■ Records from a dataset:
◆ ◆ ◆ ◆ ◆

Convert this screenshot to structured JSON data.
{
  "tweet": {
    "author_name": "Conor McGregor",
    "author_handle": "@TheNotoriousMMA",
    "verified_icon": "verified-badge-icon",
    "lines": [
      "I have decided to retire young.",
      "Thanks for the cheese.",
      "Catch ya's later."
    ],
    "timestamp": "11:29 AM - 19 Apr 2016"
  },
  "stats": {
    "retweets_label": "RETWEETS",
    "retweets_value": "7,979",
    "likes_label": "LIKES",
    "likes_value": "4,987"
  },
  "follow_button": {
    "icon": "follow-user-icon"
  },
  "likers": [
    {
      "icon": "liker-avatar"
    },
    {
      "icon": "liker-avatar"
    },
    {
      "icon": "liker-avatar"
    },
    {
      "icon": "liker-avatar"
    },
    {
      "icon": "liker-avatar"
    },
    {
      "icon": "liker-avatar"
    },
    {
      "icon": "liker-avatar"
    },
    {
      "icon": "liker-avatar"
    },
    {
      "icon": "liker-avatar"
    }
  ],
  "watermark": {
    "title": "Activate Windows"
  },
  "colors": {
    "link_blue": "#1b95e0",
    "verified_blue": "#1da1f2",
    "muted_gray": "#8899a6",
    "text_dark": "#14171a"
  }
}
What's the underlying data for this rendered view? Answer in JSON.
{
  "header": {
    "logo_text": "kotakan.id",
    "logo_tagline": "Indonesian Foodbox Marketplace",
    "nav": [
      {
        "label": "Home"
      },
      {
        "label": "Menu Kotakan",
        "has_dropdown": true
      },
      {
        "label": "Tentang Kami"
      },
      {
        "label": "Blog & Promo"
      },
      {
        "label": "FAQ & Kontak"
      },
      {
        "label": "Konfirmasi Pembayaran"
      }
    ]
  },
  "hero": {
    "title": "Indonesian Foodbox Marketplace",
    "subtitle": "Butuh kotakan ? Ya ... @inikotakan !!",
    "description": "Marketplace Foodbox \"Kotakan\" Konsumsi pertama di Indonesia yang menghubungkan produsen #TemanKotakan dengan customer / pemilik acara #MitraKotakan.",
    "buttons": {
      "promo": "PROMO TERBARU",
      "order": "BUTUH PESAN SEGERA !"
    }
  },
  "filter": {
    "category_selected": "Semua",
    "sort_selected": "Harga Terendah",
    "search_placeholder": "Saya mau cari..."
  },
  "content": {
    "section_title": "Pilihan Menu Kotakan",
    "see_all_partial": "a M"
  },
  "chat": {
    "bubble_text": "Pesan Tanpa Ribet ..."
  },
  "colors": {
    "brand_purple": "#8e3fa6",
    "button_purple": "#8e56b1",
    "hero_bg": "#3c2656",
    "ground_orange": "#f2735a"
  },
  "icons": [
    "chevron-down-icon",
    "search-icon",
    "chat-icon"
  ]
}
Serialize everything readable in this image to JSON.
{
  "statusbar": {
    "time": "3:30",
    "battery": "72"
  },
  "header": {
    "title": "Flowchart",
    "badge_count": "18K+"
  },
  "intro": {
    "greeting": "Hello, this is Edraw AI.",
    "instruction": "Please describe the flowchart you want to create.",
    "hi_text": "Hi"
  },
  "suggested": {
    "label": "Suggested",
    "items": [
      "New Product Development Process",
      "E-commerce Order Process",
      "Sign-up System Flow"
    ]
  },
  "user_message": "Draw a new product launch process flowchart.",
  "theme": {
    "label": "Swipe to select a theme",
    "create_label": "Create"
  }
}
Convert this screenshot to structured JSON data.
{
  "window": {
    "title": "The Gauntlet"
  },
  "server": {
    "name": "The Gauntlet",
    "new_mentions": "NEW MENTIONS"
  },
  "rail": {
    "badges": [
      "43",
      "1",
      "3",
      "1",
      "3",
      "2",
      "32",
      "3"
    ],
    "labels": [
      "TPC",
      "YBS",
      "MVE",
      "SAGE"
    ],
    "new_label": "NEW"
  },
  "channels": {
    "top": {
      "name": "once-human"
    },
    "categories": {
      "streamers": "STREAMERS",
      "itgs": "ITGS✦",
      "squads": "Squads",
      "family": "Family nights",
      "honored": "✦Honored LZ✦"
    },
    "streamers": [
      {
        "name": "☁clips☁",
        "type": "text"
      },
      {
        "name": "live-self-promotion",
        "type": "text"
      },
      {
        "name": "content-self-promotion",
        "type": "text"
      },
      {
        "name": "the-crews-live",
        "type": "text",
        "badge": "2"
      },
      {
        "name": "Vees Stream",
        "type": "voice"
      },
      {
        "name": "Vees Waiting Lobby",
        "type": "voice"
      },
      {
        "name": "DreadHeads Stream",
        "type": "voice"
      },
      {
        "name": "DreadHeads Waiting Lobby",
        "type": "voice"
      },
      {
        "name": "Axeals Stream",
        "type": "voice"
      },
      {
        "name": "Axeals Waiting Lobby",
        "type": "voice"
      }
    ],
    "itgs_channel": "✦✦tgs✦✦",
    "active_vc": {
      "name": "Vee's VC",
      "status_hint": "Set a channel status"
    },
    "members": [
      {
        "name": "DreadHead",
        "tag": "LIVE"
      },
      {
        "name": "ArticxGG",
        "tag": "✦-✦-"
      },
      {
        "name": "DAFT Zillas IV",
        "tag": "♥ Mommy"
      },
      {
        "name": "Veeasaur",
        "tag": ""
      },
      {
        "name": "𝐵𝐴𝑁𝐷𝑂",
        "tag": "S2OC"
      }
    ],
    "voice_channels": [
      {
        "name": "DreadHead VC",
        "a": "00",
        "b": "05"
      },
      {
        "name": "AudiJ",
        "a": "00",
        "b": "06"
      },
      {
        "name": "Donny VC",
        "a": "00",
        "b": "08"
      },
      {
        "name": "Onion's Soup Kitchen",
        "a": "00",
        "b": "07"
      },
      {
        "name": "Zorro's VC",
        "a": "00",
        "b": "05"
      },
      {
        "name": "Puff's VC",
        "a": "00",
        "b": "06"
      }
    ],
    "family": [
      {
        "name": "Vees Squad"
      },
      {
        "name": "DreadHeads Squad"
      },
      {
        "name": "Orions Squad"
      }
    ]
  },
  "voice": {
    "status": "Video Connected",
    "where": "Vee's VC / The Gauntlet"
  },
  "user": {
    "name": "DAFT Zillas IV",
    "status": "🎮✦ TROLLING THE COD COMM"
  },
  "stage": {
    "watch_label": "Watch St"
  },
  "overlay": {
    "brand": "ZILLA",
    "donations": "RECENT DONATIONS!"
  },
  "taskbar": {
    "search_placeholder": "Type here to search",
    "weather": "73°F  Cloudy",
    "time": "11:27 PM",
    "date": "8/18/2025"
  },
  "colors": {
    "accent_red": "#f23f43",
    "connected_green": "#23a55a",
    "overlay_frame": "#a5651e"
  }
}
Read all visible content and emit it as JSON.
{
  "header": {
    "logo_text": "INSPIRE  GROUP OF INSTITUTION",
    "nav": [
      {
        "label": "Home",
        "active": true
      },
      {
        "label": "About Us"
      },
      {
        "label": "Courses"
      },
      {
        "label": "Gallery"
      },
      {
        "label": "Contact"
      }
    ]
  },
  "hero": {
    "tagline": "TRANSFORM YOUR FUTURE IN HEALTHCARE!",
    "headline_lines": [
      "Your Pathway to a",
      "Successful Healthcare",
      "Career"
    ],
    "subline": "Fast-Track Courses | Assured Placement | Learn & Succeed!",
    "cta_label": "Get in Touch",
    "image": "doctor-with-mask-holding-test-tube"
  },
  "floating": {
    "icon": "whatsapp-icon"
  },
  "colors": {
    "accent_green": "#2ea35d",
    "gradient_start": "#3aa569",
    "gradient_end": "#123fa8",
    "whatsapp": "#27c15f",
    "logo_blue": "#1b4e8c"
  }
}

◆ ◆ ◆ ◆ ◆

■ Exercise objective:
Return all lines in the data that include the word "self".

■ Reply to the exercise:
        "name": "live-self-promotion",
        "name": "content-self-promotion",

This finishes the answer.